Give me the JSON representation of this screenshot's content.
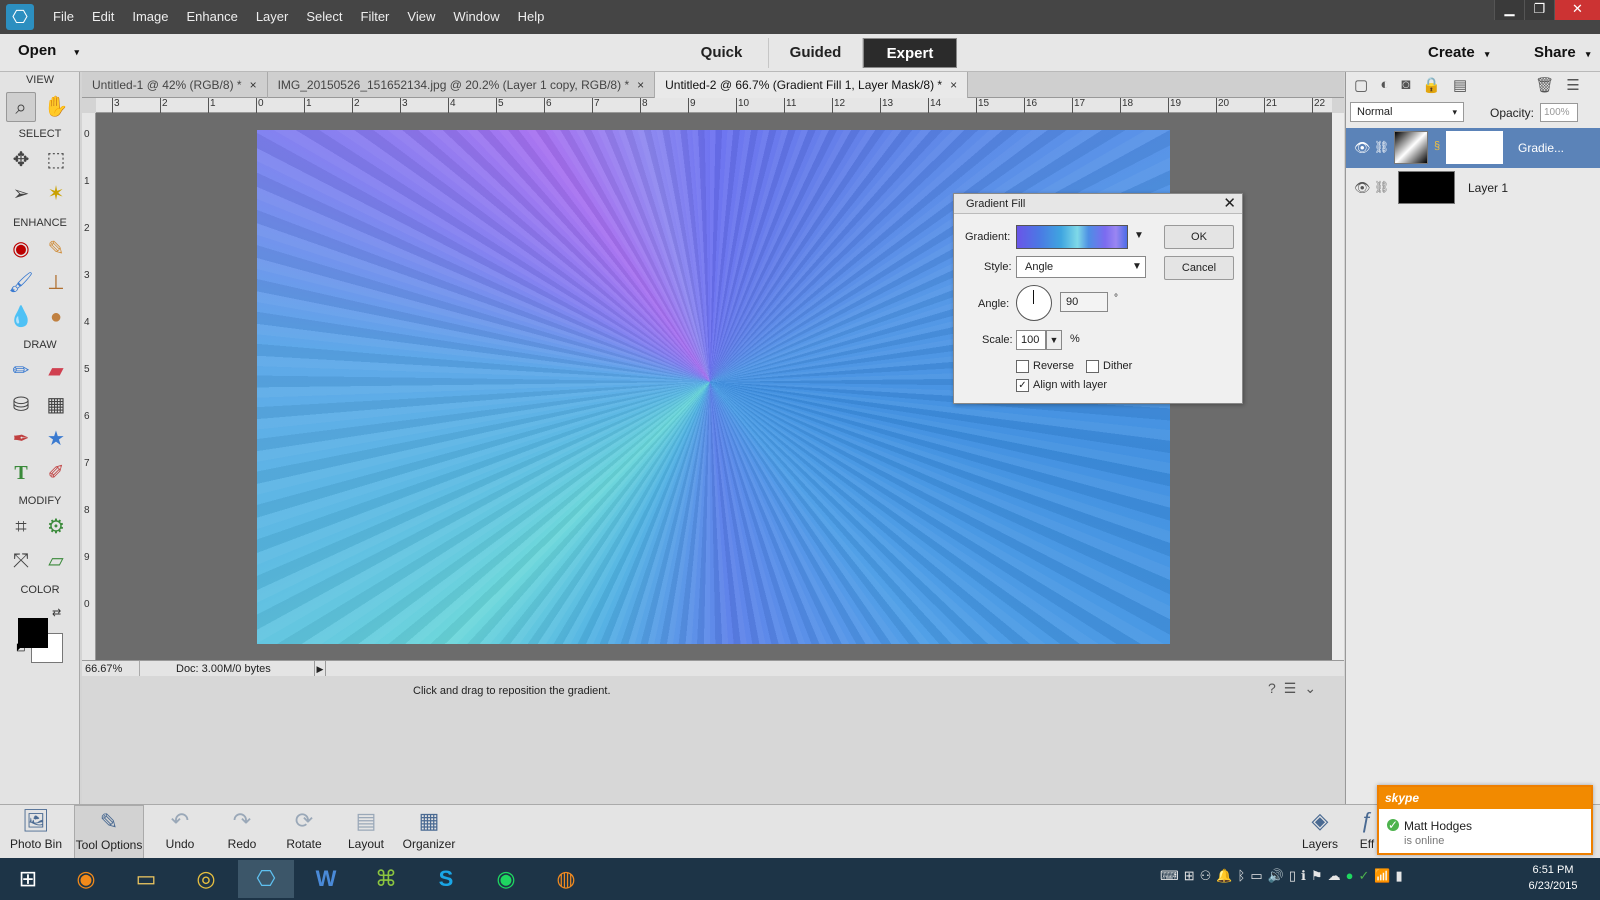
{
  "menubar": {
    "items": [
      "File",
      "Edit",
      "Image",
      "Enhance",
      "Layer",
      "Select",
      "Filter",
      "View",
      "Window",
      "Help"
    ]
  },
  "modebar": {
    "open": "Open",
    "modes": [
      "Quick",
      "Guided",
      "Expert"
    ],
    "active_mode": "Expert",
    "create": "Create",
    "share": "Share"
  },
  "toolbox": {
    "sections": [
      "VIEW",
      "SELECT",
      "ENHANCE",
      "DRAW",
      "MODIFY",
      "COLOR"
    ]
  },
  "tabs": [
    "Untitled-1 @ 42% (RGB/8) *",
    "IMG_20150526_151652134.jpg @ 20.2% (Layer 1 copy, RGB/8) *",
    "Untitled-2 @ 66.7% (Gradient Fill 1, Layer Mask/8) *"
  ],
  "ruler": {
    "h": [
      "3",
      "2",
      "1",
      "0",
      "1",
      "2",
      "3",
      "4",
      "5",
      "6",
      "7",
      "8",
      "9",
      "10",
      "11",
      "12",
      "13",
      "14",
      "15",
      "16",
      "17",
      "18",
      "19",
      "20",
      "21",
      "22"
    ],
    "v": [
      "0",
      "1",
      "2",
      "3",
      "4",
      "5",
      "6",
      "7",
      "8",
      "9",
      "0"
    ]
  },
  "status": {
    "zoom": "66.67%",
    "doc": "Doc: 3.00M/0 bytes",
    "hint": "Click and drag to reposition the gradient."
  },
  "panel": {
    "blend_mode": "Normal",
    "opacity_label": "Opacity:",
    "opacity_value": "100%"
  },
  "layers": [
    {
      "name": "Gradie...",
      "selected": true
    },
    {
      "name": "Layer 1",
      "selected": false
    }
  ],
  "dialog": {
    "title": "Gradient Fill",
    "gradient_label": "Gradient:",
    "style_label": "Style:",
    "style_value": "Angle",
    "angle_label": "Angle:",
    "angle_value": "90",
    "degree": "°",
    "scale_label": "Scale:",
    "scale_value": "100",
    "percent": "%",
    "reverse": "Reverse",
    "dither": "Dither",
    "align": "Align with layer",
    "ok": "OK",
    "cancel": "Cancel"
  },
  "bottombar": [
    "Photo Bin",
    "Tool Options",
    "Undo",
    "Redo",
    "Rotate",
    "Layout",
    "Organizer",
    "Layers",
    "Eff"
  ],
  "skype": {
    "brand": "skype",
    "name": "Matt Hodges",
    "status": "is online"
  },
  "clock": {
    "time": "6:51 PM",
    "date": "6/23/2015"
  }
}
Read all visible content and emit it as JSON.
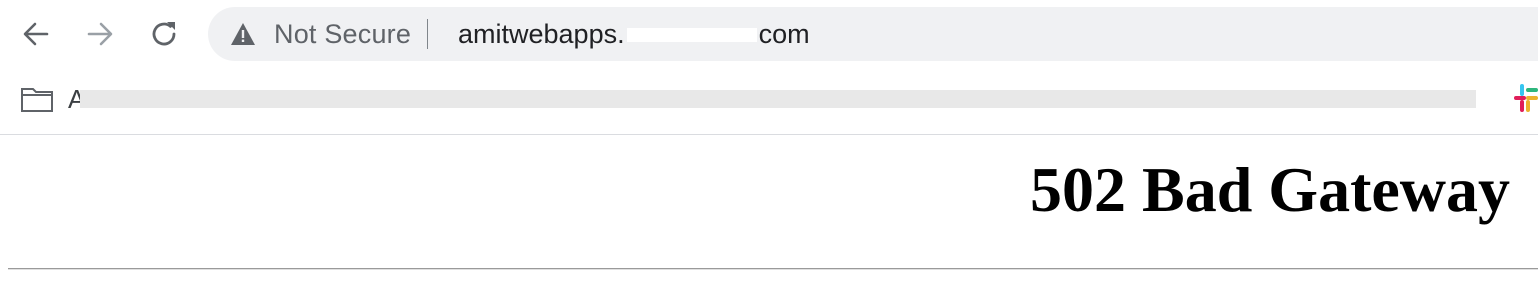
{
  "browser": {
    "nav": {
      "back_icon": "arrow-left-icon",
      "forward_icon": "arrow-right-icon",
      "reload_icon": "reload-icon",
      "forward_enabled": false
    },
    "omnibox": {
      "security_icon": "warning-triangle-icon",
      "security_label": "Not Secure",
      "url_prefix": "amitwebapps.",
      "url_suffix": "com"
    },
    "bookmarks": {
      "folder_icon": "folder-icon",
      "folder_label": "A",
      "extension_icon": "slack-icon"
    }
  },
  "page": {
    "title": "502 Bad Gateway"
  },
  "colors": {
    "omnibox_bg": "#f0f1f3",
    "icon": "#5f6368",
    "icon_disabled": "#9aa0a6",
    "text": "#202124"
  }
}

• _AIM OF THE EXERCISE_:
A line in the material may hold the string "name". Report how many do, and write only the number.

• _RESULT FOR THIS TASK_:
3